_WORK ORDER_:
Copy each line of the entries that contains the word "subtitle".

*** Opening of MATERIALS PROVIDED ***

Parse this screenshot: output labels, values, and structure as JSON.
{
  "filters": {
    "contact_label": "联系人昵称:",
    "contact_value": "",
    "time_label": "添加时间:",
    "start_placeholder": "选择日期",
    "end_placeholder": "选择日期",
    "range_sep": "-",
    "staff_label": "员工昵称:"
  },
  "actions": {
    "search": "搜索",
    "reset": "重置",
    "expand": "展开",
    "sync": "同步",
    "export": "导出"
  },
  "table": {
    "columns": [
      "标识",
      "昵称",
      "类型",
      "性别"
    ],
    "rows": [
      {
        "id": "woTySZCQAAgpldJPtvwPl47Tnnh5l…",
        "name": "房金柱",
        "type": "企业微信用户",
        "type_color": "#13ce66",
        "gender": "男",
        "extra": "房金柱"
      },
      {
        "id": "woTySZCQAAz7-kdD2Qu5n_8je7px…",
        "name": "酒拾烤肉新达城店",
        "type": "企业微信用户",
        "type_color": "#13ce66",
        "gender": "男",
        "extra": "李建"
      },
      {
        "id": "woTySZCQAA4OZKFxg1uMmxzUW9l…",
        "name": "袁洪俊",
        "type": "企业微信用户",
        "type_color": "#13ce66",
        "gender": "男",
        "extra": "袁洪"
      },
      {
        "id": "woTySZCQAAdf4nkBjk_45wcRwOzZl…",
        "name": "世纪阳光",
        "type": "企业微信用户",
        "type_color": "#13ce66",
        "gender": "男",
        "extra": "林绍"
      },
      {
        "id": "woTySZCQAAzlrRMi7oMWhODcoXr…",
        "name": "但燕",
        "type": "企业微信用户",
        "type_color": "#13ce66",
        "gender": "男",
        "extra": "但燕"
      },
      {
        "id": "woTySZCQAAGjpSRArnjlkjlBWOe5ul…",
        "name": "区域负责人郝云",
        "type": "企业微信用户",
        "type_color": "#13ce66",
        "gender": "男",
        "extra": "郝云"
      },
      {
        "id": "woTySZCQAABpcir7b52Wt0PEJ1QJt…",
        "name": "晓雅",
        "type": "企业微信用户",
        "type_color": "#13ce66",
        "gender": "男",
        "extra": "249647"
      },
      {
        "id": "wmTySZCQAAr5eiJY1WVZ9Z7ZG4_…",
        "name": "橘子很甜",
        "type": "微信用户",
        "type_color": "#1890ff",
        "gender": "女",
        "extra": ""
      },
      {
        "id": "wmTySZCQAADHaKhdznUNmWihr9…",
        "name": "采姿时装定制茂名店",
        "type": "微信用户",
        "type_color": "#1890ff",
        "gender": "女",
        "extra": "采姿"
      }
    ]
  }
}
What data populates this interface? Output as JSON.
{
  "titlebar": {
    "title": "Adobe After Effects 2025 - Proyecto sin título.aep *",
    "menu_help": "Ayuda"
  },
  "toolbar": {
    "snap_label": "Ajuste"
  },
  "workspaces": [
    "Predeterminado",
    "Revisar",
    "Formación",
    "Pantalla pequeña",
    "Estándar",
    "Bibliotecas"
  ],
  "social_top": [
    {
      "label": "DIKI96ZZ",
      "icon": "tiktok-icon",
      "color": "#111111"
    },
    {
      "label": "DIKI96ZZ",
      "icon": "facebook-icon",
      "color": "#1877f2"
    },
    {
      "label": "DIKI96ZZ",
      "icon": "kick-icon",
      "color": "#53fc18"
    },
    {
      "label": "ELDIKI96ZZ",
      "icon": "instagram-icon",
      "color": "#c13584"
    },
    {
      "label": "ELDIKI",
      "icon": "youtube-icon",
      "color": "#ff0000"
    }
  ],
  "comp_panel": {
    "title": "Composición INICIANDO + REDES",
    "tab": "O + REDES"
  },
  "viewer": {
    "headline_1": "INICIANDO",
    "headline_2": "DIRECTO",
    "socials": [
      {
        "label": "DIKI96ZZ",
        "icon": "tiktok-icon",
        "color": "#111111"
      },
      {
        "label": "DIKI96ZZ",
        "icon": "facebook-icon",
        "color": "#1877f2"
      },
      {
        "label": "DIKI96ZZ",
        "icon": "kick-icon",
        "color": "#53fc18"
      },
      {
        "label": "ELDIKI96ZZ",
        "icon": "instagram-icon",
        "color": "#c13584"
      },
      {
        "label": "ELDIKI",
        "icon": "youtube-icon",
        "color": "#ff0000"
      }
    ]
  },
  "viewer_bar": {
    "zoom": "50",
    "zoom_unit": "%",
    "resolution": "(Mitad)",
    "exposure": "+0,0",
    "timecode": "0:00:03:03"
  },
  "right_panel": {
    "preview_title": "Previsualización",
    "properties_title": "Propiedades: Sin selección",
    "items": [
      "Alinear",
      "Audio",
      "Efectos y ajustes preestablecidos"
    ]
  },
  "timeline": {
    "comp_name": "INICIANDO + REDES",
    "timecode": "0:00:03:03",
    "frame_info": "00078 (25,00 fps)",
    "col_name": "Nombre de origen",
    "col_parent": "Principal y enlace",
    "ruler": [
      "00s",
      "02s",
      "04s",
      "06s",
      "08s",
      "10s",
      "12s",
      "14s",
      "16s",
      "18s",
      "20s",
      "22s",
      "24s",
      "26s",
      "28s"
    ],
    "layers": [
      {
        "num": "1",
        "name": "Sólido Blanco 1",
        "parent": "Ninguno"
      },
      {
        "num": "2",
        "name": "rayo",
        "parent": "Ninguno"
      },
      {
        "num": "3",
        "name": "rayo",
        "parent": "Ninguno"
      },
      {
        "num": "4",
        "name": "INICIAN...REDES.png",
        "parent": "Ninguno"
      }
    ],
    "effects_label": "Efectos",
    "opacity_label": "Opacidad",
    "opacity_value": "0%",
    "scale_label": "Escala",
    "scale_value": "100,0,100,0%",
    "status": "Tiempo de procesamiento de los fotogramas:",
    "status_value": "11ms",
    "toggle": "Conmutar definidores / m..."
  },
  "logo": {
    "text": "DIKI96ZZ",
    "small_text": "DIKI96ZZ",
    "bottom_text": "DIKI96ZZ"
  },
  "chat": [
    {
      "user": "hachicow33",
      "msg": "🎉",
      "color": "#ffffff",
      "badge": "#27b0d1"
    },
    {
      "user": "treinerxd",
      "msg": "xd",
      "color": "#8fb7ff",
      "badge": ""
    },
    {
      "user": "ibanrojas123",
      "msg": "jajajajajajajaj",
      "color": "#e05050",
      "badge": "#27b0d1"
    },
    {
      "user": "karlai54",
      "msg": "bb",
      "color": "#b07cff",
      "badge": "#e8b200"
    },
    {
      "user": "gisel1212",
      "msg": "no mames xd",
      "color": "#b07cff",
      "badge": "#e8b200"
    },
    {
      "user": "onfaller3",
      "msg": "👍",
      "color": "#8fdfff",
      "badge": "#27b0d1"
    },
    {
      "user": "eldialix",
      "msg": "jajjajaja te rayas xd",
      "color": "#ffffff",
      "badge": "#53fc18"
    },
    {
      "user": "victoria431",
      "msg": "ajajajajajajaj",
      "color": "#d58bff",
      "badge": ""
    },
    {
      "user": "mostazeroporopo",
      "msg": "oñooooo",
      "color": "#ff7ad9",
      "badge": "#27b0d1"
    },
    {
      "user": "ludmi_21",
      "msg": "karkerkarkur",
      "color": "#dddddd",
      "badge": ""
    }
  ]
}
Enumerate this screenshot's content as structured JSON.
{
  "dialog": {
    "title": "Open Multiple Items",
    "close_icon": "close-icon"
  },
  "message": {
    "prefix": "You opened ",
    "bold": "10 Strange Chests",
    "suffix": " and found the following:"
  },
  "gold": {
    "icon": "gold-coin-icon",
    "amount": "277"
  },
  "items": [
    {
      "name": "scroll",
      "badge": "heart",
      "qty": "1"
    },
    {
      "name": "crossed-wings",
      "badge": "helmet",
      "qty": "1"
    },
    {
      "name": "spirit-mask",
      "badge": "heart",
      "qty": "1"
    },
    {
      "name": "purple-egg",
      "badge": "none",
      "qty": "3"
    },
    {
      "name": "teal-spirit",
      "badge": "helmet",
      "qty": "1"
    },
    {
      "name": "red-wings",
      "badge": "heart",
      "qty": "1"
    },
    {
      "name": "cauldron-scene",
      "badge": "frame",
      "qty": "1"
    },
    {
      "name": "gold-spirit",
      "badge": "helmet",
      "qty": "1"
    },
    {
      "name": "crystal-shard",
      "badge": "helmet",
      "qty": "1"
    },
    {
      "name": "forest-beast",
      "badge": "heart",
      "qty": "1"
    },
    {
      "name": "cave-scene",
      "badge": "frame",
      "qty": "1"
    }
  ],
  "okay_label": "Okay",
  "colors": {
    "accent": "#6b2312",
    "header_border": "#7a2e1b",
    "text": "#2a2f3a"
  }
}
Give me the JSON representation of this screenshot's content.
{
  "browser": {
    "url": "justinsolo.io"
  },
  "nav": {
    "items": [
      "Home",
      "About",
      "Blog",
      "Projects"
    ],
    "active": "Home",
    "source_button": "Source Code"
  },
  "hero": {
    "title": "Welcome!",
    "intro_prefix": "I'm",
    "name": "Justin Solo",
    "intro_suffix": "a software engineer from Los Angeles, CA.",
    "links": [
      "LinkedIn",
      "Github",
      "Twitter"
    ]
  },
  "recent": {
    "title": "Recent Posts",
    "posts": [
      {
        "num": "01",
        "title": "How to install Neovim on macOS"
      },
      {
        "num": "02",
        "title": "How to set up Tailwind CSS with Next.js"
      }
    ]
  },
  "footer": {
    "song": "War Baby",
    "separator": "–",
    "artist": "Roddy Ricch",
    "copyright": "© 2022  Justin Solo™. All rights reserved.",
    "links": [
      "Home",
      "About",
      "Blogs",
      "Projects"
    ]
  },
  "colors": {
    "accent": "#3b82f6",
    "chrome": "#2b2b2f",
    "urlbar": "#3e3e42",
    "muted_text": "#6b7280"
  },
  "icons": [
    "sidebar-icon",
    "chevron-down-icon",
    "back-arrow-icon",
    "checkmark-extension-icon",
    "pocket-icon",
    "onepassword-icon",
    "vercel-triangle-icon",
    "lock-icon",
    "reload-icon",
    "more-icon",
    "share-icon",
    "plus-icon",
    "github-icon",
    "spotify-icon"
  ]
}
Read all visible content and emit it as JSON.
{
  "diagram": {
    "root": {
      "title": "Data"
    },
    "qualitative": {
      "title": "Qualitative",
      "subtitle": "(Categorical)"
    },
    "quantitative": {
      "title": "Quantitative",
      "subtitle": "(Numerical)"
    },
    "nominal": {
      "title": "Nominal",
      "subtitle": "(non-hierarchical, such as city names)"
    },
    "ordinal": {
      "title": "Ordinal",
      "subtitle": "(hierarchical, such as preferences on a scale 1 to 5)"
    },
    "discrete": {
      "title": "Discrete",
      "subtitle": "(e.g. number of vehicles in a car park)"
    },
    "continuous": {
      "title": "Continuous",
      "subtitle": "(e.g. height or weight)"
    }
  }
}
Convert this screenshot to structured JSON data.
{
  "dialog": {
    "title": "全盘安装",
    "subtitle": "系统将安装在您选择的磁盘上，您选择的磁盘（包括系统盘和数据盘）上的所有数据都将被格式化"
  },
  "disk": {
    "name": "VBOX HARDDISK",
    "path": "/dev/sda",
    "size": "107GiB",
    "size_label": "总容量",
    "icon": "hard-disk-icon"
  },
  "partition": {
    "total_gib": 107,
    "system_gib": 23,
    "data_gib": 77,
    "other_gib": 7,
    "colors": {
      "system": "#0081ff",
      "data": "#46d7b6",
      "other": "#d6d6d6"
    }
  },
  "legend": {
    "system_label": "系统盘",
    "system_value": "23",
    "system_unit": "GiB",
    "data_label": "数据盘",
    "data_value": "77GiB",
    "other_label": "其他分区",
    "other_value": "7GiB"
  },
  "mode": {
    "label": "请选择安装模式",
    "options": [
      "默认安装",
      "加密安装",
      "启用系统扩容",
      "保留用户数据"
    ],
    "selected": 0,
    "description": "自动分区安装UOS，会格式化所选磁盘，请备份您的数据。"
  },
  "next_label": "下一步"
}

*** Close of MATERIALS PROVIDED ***

_WRITTEN RESPONSE_:
      "subtitle": "(Categorical)"
      "subtitle": "(Numerical)"
      "subtitle": "(non-hierarchical, such as city names)"
      "subtitle": "(hierarchical, such as preferences on a scale 1 to 5)"
      "subtitle": "(e.g. number of vehicles in a car park)"
      "subtitle": "(e.g. height or weight)"
    "subtitle": "系统将安装在您选择的磁盘上，您选择的磁盘（包括系统盘和数据盘）上的所有数据都将被格式化"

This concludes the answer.